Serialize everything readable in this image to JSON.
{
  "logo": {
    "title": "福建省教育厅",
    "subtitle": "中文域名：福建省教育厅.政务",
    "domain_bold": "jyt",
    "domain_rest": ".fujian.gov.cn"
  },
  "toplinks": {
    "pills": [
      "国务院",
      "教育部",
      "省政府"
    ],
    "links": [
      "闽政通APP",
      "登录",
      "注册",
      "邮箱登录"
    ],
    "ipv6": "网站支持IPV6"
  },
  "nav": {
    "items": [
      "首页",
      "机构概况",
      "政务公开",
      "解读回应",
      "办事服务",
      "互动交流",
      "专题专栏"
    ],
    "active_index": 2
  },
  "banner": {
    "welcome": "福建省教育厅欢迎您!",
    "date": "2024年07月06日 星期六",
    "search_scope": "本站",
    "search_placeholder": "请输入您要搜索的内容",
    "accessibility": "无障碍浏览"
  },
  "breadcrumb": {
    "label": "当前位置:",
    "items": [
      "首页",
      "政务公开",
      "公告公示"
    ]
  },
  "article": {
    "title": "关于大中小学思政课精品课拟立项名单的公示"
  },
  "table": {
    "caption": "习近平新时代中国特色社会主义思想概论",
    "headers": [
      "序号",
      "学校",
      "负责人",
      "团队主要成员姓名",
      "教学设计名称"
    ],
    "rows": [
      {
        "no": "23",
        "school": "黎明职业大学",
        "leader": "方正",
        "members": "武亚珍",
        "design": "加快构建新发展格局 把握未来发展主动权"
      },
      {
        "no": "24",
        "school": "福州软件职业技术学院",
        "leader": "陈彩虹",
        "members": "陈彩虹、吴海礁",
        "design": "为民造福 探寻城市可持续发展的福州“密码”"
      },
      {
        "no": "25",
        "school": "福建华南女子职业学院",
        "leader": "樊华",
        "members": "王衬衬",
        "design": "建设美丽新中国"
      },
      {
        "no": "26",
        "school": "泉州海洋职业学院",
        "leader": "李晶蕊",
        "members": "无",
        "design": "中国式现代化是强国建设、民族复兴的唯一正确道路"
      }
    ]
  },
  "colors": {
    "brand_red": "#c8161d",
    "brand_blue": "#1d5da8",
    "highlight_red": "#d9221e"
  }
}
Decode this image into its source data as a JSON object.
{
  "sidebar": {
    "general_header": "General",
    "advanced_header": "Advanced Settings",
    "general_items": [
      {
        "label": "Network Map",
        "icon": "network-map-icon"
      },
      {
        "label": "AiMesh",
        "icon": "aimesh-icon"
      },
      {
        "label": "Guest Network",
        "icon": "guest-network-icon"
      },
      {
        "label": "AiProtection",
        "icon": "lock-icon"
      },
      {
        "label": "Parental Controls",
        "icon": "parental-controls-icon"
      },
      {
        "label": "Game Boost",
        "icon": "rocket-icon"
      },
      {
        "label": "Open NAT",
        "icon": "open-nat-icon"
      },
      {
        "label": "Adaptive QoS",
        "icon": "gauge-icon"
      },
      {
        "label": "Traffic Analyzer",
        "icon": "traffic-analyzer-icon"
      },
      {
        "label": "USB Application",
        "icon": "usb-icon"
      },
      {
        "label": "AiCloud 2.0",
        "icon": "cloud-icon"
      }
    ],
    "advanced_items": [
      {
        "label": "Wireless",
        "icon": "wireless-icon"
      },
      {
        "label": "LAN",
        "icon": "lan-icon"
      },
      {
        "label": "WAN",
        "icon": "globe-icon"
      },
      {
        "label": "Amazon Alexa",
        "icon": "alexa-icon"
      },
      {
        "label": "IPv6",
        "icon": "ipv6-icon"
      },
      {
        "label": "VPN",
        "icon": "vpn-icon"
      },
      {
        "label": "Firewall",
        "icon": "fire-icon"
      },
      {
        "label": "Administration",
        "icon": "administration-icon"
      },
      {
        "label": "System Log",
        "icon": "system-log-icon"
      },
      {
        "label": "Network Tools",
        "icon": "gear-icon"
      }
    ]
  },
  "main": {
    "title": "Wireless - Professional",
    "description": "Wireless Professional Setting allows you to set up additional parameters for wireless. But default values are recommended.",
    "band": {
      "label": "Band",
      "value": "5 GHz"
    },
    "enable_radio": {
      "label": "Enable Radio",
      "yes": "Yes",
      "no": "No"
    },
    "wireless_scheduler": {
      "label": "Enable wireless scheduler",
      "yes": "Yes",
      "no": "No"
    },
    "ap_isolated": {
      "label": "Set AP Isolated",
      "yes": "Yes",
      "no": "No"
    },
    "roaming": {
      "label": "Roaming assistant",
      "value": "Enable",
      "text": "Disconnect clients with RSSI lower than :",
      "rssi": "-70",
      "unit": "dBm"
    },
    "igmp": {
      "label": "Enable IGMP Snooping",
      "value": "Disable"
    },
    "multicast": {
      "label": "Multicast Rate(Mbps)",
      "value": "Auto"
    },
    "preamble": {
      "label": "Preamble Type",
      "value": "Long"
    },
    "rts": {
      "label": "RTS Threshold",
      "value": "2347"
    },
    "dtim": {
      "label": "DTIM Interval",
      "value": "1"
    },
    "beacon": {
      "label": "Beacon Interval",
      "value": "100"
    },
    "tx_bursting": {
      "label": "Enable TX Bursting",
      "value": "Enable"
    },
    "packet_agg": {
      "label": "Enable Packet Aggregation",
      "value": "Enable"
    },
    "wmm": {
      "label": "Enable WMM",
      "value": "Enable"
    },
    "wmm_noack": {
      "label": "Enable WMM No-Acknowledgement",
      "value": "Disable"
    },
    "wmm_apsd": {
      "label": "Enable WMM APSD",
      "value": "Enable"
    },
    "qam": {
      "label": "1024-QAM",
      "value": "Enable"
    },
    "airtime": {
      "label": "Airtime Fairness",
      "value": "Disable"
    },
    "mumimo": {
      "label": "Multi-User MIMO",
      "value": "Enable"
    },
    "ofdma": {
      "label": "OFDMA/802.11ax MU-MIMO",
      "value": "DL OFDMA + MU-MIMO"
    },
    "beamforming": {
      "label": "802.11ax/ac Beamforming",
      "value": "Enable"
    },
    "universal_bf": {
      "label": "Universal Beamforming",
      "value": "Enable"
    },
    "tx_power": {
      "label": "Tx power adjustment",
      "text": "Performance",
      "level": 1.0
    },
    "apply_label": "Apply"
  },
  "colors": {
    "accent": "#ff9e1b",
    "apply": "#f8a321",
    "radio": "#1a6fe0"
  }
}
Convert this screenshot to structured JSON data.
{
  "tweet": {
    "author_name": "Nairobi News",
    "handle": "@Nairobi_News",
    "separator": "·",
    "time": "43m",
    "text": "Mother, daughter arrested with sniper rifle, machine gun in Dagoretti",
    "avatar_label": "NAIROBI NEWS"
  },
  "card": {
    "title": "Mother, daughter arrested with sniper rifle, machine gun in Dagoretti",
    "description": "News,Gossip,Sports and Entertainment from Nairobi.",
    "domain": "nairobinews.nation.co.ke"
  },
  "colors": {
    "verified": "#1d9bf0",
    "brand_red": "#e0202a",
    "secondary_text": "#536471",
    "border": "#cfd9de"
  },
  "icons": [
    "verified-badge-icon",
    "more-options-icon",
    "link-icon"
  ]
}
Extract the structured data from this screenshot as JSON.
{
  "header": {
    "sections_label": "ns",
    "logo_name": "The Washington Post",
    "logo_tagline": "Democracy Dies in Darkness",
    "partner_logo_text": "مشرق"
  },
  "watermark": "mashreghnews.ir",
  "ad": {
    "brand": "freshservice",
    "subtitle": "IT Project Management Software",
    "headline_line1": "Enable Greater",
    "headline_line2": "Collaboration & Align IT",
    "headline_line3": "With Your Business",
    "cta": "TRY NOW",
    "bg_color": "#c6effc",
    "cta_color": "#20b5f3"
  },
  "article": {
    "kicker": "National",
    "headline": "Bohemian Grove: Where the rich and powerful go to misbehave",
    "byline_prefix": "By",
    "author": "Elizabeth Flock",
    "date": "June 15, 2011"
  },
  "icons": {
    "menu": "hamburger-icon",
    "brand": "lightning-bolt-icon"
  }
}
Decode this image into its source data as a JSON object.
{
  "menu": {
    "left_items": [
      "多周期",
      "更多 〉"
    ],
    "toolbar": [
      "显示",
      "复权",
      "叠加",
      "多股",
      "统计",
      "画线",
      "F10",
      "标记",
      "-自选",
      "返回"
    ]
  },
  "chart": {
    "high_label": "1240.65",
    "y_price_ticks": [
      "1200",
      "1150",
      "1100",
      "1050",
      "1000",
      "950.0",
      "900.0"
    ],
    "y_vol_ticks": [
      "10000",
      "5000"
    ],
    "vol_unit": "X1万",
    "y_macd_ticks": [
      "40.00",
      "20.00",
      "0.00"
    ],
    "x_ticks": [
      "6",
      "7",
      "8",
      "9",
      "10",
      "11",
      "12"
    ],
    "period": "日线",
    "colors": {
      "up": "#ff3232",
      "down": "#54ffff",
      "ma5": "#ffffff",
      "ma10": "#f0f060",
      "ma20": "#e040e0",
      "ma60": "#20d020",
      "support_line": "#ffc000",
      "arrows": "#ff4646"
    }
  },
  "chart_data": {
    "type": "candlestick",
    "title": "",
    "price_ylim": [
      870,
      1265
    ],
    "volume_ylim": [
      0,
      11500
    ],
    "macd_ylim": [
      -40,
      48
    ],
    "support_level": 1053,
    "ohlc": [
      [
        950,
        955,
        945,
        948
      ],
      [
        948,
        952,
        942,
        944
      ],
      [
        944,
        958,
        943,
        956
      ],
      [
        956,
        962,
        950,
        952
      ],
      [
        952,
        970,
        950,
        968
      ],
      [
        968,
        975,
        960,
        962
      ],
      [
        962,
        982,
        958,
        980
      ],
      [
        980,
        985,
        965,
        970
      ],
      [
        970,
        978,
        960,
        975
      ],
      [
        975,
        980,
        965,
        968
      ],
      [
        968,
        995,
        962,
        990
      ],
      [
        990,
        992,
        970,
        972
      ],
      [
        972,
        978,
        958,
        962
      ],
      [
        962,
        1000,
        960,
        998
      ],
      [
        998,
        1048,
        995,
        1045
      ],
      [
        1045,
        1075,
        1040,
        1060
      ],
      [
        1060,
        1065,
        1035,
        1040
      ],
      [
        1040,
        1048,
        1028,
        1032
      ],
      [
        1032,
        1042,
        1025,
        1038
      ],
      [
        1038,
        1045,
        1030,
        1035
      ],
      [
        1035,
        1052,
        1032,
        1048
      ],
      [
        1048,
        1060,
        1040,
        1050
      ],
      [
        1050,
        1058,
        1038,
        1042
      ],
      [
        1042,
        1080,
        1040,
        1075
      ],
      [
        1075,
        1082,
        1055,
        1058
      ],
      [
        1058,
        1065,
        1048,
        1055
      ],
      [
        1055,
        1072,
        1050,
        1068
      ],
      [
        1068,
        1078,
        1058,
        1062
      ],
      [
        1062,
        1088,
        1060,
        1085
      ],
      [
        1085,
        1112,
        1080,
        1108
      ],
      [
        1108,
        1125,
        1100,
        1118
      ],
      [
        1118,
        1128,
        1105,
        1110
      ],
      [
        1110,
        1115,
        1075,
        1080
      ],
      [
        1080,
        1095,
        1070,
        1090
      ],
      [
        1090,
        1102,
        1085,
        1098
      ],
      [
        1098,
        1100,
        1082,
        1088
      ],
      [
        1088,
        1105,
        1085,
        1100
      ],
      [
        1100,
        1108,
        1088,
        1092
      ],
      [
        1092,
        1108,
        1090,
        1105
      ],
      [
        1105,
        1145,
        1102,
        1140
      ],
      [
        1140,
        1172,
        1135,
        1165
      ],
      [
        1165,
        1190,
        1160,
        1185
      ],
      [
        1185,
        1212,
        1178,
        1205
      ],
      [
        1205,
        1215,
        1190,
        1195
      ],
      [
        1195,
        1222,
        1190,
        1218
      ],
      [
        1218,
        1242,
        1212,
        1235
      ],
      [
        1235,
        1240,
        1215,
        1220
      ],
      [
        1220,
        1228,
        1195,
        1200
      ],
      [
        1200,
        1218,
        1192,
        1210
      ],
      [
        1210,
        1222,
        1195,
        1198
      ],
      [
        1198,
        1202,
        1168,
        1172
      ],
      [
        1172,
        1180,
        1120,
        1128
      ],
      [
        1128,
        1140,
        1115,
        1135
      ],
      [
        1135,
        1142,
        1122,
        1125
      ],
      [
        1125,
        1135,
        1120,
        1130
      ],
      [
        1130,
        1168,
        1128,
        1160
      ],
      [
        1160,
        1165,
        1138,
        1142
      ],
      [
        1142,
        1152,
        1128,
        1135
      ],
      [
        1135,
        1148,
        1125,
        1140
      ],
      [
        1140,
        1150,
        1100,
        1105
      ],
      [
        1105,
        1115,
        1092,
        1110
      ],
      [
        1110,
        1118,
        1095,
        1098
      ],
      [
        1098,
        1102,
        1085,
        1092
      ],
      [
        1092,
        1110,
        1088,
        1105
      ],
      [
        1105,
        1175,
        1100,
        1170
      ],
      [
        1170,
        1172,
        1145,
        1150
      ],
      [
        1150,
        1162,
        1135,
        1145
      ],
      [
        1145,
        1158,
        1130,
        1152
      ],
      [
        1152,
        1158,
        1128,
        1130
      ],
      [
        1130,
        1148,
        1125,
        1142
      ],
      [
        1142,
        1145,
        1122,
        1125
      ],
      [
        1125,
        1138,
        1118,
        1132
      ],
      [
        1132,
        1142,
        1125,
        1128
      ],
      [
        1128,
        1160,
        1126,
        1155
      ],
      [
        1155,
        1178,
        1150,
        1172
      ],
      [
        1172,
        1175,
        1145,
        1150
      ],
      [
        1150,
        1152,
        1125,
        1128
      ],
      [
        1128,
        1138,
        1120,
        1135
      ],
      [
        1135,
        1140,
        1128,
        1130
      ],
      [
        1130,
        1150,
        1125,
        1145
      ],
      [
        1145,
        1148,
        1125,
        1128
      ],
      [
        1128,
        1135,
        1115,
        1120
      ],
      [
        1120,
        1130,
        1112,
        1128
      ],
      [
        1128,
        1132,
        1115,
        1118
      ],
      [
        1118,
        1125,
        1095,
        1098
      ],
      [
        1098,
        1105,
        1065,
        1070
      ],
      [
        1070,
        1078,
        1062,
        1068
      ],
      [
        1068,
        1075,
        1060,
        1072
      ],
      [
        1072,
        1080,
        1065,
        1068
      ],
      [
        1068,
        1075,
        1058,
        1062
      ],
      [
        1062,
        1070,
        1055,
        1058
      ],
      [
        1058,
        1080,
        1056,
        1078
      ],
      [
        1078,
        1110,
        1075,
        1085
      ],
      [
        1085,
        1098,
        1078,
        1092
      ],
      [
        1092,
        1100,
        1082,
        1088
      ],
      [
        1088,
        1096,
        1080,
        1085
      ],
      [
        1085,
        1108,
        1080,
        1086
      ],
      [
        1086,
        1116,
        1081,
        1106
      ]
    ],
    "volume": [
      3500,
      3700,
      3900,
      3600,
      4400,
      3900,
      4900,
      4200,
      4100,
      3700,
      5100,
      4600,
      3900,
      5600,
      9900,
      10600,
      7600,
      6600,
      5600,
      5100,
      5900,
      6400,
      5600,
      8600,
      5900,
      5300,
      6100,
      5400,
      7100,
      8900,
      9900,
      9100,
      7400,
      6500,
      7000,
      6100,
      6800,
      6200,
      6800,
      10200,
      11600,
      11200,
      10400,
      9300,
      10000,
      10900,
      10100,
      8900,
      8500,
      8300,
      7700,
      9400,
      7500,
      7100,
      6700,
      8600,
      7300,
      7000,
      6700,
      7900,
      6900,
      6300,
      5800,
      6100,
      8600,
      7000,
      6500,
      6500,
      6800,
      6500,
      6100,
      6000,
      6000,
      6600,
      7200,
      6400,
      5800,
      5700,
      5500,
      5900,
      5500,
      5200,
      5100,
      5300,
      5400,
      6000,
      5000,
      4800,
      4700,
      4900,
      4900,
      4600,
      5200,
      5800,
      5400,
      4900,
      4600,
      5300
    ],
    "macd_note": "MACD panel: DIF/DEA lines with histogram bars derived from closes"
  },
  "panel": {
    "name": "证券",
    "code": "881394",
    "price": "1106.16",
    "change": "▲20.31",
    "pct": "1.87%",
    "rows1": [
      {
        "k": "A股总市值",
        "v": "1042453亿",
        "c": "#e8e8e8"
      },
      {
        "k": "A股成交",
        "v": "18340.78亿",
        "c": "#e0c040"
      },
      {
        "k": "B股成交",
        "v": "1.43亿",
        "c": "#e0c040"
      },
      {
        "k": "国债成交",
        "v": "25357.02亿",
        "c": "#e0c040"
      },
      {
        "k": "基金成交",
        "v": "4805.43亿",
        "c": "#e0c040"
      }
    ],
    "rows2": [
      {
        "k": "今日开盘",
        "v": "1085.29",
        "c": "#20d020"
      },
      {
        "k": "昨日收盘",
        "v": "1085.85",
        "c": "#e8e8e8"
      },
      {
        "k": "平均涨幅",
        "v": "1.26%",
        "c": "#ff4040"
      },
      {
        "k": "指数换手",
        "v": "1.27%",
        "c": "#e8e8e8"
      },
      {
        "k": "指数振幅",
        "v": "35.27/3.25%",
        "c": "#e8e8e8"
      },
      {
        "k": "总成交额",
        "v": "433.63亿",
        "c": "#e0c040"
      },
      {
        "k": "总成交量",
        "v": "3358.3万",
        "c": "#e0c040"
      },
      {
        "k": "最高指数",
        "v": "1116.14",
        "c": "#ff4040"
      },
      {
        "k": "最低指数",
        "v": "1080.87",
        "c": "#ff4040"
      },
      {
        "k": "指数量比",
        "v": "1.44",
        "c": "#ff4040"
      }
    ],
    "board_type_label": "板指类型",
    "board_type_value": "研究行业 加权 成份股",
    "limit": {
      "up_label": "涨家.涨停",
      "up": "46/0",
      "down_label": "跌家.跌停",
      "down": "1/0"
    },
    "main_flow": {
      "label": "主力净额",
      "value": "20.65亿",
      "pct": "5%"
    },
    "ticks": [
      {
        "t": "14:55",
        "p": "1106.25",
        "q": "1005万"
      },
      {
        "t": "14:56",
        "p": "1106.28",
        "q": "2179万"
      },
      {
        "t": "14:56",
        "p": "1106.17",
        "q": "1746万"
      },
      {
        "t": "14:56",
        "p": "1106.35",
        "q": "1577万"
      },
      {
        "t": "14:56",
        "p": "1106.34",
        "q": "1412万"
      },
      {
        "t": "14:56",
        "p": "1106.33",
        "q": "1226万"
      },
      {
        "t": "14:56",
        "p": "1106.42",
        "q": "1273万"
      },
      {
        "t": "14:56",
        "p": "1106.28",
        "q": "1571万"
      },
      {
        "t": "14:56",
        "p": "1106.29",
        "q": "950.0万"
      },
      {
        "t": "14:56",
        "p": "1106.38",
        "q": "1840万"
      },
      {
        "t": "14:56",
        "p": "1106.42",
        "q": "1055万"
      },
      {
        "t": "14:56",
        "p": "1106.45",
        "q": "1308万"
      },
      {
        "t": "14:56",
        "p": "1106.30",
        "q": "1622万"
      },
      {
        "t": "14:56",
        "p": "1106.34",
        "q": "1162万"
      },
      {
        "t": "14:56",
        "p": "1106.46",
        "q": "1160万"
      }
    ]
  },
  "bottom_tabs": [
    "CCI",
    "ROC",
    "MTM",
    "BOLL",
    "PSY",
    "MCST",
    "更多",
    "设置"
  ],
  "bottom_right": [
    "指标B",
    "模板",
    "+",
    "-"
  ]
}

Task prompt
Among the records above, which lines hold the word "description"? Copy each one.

Response to the task
    "description": "Wireless Professional Setting allows you to set up additional parameters for wireless. But default values are recommended.",
    "description": "News,Gossip,Sports and Entertainment from Nairobi.",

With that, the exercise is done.